_What is expected_
Look through the lines below and extract any with the word "name".
..........
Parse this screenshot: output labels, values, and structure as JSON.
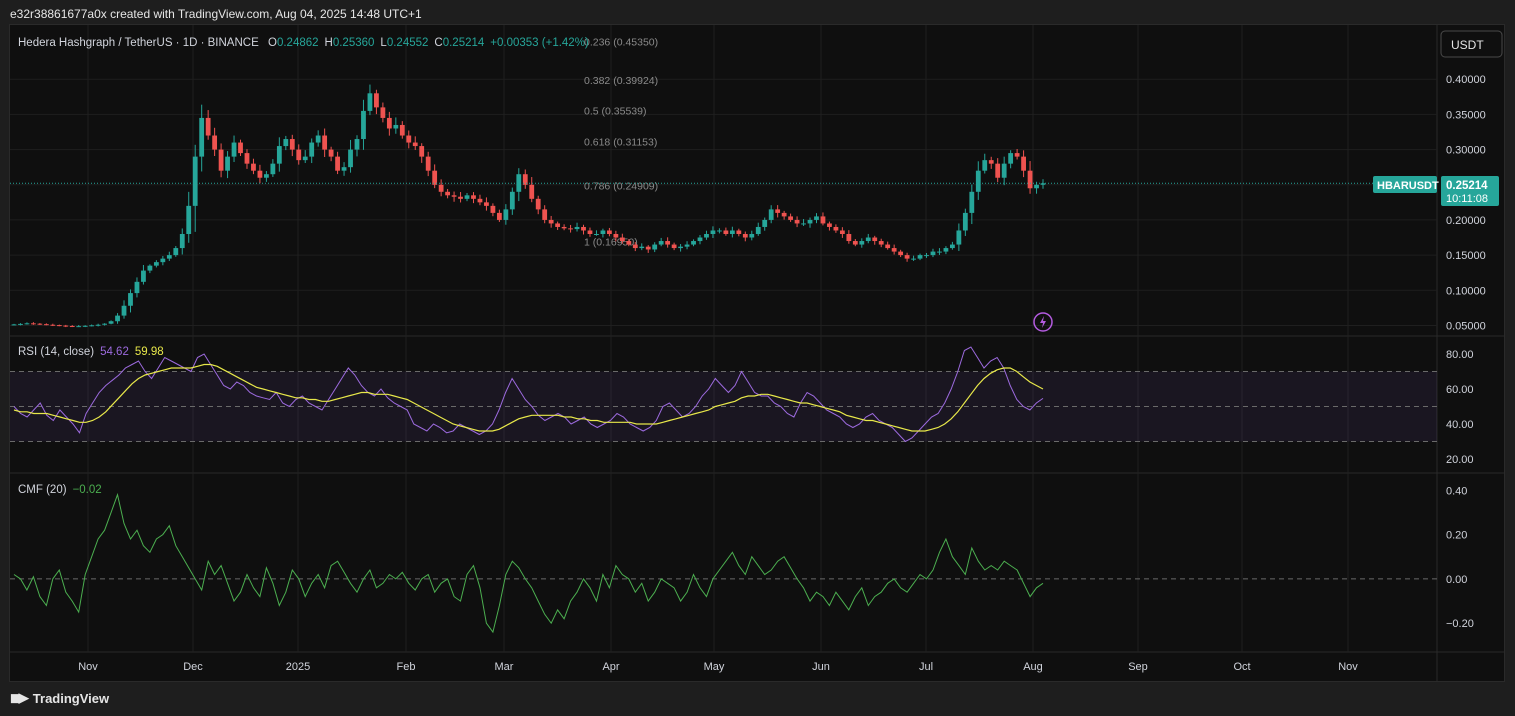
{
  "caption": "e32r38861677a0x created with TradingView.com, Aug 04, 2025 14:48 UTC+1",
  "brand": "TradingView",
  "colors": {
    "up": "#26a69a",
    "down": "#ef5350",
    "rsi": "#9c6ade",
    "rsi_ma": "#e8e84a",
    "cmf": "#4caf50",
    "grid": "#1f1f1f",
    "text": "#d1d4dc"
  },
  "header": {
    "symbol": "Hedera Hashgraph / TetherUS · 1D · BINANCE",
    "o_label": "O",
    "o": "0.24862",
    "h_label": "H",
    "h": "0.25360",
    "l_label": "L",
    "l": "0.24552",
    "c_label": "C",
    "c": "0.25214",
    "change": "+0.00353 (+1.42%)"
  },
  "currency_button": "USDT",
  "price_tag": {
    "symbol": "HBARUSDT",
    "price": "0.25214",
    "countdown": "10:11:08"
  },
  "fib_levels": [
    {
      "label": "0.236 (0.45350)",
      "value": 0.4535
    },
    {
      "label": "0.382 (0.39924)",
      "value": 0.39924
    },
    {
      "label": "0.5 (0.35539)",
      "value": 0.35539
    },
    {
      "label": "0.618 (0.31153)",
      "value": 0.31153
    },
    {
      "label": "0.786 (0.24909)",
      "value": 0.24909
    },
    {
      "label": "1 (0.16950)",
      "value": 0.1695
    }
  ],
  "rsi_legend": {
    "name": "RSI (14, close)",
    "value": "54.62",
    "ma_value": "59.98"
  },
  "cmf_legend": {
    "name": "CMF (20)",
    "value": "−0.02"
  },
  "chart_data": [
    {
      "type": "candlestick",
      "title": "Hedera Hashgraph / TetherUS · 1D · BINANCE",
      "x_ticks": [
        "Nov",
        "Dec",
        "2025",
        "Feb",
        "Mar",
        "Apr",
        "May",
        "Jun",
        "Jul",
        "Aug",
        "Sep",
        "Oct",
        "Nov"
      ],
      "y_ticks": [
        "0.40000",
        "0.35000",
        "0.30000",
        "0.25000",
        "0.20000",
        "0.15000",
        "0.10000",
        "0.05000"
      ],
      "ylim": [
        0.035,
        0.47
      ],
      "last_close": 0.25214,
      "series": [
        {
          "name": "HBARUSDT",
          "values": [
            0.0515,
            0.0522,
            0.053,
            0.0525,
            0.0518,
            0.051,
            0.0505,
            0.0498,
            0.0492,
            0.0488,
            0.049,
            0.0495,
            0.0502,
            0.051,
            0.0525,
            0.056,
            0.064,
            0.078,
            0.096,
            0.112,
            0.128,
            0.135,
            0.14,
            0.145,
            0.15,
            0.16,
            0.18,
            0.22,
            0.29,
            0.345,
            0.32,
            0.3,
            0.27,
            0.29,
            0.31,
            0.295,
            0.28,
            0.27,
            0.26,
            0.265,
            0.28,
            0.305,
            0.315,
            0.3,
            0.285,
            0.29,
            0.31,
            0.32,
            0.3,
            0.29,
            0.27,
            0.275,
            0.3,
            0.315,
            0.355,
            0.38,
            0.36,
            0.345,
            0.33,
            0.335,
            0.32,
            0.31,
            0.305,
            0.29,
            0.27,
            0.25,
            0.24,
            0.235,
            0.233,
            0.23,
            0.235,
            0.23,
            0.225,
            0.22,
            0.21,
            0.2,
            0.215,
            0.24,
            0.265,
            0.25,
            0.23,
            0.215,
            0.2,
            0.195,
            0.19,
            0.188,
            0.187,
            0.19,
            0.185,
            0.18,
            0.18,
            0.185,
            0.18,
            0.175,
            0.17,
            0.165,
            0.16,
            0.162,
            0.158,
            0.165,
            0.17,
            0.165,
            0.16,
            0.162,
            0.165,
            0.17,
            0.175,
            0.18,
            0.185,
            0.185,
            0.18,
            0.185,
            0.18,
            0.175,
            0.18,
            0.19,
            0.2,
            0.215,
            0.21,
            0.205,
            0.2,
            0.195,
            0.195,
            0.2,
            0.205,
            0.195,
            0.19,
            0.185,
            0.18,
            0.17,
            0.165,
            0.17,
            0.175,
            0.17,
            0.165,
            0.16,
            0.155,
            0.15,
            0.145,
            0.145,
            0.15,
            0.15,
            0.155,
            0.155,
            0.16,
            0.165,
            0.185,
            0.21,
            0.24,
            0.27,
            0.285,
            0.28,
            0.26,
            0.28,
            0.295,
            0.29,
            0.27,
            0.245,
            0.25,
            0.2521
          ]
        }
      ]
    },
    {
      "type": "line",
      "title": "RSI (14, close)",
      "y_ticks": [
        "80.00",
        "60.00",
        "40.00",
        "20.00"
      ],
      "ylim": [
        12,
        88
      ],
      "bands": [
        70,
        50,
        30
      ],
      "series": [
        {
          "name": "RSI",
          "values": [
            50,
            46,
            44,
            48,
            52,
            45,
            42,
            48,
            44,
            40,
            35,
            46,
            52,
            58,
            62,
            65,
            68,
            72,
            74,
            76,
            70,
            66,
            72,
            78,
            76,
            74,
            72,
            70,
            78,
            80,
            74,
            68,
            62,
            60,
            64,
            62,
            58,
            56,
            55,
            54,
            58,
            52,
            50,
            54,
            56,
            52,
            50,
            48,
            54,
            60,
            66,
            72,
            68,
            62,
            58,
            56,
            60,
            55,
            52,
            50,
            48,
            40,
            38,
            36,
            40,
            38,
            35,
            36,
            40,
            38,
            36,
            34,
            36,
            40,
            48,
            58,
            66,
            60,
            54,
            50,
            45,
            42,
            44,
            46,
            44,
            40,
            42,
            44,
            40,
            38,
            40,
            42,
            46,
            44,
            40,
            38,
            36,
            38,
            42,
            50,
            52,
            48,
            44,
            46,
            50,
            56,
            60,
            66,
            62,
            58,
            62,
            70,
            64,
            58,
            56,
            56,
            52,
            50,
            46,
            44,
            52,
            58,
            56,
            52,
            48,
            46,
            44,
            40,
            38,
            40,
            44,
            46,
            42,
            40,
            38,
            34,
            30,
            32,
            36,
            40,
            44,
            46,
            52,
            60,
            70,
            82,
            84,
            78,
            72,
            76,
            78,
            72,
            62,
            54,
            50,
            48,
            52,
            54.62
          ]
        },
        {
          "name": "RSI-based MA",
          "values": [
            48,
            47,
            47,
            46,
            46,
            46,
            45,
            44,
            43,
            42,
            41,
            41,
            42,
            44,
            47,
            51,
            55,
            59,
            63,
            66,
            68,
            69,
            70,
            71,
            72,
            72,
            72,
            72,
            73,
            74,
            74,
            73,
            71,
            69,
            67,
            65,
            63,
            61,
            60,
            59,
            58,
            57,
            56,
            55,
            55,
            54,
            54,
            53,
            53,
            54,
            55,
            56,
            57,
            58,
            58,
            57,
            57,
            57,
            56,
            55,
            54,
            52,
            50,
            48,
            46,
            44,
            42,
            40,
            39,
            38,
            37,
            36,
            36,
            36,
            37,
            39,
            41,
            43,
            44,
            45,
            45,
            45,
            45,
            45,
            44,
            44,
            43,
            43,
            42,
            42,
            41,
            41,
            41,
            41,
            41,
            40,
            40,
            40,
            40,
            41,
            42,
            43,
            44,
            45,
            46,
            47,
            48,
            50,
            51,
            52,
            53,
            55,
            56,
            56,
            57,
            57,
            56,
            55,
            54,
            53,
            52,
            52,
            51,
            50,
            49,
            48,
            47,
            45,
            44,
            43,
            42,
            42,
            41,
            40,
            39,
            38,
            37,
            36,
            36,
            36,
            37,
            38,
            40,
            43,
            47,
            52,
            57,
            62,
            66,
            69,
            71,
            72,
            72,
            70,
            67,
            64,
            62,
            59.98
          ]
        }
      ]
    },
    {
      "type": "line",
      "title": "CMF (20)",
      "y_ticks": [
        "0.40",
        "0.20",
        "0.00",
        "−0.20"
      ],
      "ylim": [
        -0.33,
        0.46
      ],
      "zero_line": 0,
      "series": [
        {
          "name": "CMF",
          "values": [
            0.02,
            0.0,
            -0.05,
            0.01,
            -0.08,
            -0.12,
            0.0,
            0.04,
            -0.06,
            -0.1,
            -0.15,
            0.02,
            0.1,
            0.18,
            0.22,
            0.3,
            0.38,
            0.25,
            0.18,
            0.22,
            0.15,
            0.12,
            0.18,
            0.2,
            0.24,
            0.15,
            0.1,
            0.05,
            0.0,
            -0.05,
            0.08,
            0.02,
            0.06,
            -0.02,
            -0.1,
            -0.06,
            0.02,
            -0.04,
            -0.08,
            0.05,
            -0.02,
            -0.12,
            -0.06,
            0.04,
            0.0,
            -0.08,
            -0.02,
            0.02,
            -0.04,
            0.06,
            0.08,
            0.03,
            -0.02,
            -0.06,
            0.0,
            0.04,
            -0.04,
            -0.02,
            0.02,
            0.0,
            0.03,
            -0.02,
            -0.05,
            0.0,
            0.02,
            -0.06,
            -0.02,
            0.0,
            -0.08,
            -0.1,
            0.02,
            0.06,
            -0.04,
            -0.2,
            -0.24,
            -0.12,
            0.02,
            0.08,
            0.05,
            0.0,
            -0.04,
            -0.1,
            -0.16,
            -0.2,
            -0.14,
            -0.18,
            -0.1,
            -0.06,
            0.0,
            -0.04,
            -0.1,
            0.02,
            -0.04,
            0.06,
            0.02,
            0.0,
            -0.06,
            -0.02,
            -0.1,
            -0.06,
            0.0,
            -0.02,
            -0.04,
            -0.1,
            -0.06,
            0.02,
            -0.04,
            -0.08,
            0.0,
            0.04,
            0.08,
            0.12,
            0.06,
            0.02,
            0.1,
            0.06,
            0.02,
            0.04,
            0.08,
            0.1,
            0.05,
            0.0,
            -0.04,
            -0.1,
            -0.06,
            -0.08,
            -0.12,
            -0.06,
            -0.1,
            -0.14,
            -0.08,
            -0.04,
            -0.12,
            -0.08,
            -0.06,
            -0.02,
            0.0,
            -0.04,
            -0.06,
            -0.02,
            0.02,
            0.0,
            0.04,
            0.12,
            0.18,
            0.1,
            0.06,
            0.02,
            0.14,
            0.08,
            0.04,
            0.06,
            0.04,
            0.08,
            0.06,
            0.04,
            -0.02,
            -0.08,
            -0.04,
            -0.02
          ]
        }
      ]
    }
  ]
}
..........
_Problem solution_
    "name": "RSI (14, close)",
    "name": "CMF (20)",
          "name": "HBARUSDT",
          "name": "RSI",
          "name": "RSI-based MA",
          "name": "CMF",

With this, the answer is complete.